▸ **Records for the task**
---*---

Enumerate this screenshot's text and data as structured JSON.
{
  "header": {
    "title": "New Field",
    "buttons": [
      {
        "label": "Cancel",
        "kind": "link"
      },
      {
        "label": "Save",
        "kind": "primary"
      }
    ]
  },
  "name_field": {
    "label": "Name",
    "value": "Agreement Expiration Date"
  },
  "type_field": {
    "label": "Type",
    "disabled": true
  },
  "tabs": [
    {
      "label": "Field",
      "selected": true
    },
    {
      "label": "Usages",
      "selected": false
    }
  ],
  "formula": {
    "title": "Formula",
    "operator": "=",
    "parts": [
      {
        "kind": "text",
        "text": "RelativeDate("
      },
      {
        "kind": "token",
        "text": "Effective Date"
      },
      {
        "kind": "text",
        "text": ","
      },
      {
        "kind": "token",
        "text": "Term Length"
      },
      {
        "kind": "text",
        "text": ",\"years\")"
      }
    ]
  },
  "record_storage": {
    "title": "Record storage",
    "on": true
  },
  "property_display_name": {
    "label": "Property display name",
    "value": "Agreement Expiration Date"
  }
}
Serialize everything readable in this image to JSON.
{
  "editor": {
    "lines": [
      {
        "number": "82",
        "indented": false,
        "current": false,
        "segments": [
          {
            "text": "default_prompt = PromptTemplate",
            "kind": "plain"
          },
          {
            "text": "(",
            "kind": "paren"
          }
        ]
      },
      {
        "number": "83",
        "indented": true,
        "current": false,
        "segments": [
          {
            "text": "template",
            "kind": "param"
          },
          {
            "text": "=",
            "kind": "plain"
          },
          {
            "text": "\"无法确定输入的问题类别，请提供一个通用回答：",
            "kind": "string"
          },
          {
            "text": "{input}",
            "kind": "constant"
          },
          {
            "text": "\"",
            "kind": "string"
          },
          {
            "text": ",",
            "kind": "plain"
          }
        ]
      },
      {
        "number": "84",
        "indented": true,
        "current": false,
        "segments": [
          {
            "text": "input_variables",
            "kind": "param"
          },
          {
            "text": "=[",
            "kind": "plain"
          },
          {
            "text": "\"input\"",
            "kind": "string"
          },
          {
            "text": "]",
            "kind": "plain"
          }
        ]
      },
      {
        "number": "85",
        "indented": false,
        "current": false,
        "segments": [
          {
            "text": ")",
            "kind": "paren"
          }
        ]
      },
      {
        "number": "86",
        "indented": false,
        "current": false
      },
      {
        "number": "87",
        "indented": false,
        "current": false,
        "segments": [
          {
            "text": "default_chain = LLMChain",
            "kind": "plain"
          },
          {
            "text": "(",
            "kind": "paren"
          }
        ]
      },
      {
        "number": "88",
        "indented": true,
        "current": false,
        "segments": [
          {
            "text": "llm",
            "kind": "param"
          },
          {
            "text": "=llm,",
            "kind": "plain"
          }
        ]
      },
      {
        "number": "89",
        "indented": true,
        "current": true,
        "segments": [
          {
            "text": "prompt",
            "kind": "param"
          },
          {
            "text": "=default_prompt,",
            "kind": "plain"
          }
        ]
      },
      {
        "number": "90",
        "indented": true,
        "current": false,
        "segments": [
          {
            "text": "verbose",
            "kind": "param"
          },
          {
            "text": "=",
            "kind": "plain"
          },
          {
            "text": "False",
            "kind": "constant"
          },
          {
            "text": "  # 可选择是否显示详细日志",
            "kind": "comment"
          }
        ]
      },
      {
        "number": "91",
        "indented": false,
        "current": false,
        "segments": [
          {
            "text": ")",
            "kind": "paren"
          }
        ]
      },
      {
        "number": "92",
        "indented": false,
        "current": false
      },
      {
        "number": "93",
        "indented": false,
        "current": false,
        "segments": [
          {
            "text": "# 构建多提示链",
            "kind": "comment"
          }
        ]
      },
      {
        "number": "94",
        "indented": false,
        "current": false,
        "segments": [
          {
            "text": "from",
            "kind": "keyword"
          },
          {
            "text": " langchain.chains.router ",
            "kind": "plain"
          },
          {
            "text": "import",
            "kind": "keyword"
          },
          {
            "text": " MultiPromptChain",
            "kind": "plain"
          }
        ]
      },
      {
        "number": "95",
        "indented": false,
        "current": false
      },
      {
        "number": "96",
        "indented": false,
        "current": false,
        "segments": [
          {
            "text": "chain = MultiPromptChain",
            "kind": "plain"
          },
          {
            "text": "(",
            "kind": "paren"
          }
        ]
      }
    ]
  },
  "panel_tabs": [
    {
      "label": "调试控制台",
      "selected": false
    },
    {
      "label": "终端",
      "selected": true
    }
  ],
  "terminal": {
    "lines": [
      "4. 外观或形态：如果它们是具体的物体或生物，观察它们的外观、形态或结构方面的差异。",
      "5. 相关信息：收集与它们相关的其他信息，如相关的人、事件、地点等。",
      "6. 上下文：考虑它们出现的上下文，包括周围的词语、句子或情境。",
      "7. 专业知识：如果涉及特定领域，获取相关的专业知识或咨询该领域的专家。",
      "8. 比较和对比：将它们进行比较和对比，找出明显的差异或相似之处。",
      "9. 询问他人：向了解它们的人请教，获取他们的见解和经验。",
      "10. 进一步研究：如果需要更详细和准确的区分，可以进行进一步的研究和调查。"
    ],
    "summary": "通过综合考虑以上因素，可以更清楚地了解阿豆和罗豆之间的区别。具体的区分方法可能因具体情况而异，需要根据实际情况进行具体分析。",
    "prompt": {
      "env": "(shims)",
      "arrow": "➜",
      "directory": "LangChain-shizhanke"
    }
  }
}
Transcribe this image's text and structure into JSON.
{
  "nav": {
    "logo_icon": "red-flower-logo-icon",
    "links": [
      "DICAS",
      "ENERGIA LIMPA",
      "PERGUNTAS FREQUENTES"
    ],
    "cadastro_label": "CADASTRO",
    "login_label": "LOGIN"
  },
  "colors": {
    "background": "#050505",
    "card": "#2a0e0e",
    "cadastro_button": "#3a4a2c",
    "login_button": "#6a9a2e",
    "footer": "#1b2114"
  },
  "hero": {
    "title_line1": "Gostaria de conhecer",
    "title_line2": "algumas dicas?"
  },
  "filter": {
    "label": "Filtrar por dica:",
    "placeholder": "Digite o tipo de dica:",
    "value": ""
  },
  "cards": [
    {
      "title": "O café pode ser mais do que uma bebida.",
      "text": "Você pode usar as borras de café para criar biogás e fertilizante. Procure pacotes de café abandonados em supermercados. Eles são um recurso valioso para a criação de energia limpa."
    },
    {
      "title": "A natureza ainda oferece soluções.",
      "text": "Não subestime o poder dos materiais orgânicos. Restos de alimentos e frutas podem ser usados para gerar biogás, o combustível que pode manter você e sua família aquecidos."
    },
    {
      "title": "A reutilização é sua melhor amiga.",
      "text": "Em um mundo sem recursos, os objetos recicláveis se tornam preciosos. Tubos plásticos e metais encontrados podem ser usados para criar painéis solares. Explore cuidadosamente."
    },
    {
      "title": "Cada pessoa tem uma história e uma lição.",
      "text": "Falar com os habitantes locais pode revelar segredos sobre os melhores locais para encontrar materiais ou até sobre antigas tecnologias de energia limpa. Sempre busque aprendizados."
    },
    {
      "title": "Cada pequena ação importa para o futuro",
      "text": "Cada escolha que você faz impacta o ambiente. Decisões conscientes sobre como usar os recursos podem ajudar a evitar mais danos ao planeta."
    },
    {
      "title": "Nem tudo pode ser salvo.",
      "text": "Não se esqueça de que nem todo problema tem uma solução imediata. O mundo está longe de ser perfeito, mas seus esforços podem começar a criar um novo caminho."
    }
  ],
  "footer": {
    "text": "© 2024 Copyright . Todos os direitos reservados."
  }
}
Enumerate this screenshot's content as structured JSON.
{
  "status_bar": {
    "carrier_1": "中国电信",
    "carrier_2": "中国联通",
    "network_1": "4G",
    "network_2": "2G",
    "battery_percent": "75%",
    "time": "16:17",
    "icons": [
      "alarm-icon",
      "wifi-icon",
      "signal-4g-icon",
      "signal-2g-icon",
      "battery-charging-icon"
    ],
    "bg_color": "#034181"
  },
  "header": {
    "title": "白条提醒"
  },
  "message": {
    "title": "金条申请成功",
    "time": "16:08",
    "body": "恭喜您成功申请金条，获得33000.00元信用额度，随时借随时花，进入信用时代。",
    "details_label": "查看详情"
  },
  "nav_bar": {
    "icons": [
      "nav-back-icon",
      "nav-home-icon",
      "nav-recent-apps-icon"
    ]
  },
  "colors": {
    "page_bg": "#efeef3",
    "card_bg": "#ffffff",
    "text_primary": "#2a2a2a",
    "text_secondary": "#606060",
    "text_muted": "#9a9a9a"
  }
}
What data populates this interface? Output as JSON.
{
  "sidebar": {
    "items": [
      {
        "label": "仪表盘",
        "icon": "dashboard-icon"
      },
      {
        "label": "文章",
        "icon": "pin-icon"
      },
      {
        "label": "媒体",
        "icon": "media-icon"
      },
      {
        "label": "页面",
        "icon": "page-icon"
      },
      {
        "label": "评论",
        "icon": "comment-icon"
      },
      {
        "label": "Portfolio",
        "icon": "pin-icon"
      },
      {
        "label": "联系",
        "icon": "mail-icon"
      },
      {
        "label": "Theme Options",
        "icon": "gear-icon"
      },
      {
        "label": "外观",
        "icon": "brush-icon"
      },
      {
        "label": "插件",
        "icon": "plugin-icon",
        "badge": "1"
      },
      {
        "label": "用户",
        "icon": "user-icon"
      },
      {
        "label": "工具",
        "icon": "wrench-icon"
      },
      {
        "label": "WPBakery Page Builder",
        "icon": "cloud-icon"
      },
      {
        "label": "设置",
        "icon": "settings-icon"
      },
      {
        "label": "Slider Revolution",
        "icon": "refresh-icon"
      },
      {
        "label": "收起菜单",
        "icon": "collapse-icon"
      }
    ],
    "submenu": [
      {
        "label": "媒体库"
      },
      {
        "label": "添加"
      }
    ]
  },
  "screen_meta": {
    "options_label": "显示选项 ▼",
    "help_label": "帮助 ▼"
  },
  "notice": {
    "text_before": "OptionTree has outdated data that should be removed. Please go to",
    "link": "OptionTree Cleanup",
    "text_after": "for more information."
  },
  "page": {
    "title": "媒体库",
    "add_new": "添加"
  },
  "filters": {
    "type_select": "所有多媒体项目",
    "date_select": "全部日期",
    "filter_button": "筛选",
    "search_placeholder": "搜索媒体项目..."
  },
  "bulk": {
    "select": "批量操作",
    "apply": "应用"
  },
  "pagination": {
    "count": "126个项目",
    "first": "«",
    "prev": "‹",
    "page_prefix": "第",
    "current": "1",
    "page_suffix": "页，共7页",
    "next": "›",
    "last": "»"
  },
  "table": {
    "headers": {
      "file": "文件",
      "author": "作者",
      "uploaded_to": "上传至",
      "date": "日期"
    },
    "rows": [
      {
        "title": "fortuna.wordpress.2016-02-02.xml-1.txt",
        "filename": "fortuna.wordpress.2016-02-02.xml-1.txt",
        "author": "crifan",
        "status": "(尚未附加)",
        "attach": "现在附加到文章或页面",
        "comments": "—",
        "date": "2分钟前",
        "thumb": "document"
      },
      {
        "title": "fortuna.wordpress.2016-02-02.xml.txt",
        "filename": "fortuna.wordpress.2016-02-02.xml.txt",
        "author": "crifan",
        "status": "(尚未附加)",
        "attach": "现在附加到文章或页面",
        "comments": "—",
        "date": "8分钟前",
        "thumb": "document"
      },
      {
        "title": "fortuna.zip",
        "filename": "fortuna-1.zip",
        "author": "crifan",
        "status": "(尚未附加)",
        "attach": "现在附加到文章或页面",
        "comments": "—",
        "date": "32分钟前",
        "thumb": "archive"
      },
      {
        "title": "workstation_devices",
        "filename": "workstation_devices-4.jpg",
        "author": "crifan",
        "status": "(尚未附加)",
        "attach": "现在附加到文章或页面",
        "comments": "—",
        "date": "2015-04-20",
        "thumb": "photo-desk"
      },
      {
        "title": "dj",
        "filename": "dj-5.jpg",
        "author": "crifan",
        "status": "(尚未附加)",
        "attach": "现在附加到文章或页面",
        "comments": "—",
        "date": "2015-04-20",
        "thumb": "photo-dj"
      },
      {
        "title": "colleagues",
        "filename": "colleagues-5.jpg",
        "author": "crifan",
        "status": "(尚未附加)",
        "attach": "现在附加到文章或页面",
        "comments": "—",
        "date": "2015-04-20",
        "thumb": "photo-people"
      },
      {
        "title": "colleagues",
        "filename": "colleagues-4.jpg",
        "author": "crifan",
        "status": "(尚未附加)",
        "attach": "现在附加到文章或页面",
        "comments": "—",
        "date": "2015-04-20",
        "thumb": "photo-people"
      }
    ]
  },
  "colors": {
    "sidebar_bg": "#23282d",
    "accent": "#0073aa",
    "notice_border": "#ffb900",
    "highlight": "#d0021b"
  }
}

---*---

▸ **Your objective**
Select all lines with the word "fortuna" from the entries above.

▸ **Reply to the task**
        "title": "fortuna.wordpress.2016-02-02.xml-1.txt",
        "filename": "fortuna.wordpress.2016-02-02.xml-1.txt",
        "title": "fortuna.wordpress.2016-02-02.xml.txt",
        "filename": "fortuna.wordpress.2016-02-02.xml.txt",
        "title": "fortuna.zip",
        "filename": "fortuna-1.zip",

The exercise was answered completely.